When enduring star Debbie Reynolds passed away on December 28, just one day after the tragic death of her daughter, "Star Wars" icon Carrie Fisher, many of their fans speculated that she had died of grief.
In a "20/20" episode that aired Friday night, Debbie's son Todd Fisher dispelled that notion, telling Elizabeth Vargas, "She didn't die of a broken heart. She just left to be with Carrie."
People magazine reports Fisher said his famous mom was not "sitting around inconsolable, not at all. She simply said that she didn't get to see Carrie come back from London."
After promoting her new book "The Princess Diarist," Carrie Fisher suffered a massive heart attack at the end of a long flight back to L.A. on December 23. She died at UCLA Medical Center on December 27 without ever having regained consciousness.
Todd told "20/20" that in her final minutes, Debbie said "how much she loved my sister. She then said that she really wanted to be with Carrie — in those precise words — and within 15 minutes from that conversation she faded out, and within 30 minutes, she technically was gone.”
When death came, Todd said it was very gentle. "She closed her eyes, peacefully, like you're going to sleep, and she literally went to sleep and left... I watched her leave and go to Carrie."
Admitting their survivors — including "Scream Queens" star Billie Lourd, Carrie's daughter — are "broken-hearted" by the one-two punch of losing both women, Todd sees the poetry in their passing. "It’s horrible, it’s beautiful, it’s magical — they're together.
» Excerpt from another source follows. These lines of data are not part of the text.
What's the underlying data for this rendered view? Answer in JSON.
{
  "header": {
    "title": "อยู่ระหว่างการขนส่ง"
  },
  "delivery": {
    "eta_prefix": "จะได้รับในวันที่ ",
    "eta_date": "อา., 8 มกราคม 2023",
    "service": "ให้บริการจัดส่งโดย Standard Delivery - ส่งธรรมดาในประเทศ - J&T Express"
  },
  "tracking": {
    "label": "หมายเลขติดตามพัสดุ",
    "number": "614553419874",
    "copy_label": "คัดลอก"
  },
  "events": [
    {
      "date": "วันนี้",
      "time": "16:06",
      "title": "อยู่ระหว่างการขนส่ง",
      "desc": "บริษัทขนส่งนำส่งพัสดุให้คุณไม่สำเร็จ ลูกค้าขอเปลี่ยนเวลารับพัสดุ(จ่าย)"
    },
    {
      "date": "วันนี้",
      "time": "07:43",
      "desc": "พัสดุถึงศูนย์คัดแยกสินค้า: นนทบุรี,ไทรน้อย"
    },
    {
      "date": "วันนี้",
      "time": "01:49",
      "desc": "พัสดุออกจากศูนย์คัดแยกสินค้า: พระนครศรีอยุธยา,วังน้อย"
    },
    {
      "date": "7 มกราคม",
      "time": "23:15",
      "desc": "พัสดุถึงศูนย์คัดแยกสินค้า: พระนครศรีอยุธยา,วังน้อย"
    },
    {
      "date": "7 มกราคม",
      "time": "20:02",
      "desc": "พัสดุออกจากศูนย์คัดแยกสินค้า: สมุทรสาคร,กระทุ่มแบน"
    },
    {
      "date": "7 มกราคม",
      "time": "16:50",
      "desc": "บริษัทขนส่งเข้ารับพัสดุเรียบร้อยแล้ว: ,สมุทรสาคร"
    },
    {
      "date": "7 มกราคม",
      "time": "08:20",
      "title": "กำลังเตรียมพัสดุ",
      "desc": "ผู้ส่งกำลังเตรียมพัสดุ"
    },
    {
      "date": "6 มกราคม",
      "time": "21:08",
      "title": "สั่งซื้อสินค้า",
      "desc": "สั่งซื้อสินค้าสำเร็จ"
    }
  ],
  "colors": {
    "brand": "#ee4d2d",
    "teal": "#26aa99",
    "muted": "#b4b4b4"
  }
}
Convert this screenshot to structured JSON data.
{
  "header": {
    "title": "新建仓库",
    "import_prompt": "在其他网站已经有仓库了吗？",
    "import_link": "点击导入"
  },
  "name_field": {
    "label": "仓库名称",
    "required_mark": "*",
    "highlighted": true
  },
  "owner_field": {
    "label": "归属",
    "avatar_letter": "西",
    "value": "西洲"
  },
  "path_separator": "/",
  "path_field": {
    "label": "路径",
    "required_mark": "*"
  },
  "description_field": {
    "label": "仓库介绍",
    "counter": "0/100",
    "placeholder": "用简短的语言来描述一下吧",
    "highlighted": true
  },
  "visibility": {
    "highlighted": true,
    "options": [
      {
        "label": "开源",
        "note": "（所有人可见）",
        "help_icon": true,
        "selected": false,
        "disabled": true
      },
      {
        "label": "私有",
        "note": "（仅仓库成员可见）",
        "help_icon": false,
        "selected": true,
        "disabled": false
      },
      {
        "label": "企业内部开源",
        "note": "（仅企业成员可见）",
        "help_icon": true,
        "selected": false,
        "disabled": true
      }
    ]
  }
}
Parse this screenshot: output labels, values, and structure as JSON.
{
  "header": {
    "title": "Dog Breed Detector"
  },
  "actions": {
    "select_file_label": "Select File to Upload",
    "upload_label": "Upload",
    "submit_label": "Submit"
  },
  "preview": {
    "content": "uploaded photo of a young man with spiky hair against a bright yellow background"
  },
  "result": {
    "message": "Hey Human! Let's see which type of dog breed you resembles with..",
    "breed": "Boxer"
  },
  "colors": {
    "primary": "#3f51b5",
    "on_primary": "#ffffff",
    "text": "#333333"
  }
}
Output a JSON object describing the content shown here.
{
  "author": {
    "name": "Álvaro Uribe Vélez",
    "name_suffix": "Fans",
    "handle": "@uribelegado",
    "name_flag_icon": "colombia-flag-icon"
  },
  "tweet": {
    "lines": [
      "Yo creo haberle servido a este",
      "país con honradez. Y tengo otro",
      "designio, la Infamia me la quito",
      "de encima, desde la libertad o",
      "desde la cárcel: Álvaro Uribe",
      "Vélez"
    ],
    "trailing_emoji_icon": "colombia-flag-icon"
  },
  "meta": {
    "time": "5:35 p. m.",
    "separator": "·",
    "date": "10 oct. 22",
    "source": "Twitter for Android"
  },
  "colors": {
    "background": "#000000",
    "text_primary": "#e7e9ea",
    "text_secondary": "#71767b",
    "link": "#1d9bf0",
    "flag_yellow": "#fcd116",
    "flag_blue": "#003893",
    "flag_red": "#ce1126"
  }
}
It’s beyond words. It’s beyond understanding.”
Todd confirmed the women will be buried in a joint service "among friends" like Bette Davis and Liberace at Forest Lawn Memorial Park in L.A.
Watch Todd's interview with "20/20":
"Bright Lights: Starring Carrie Fisher and Debbie Reynolds," an intimate documentary about the bond between the Hollywood troupers shot a year before they died, will air on HBO January 7 at 8 p.m. ET/PT.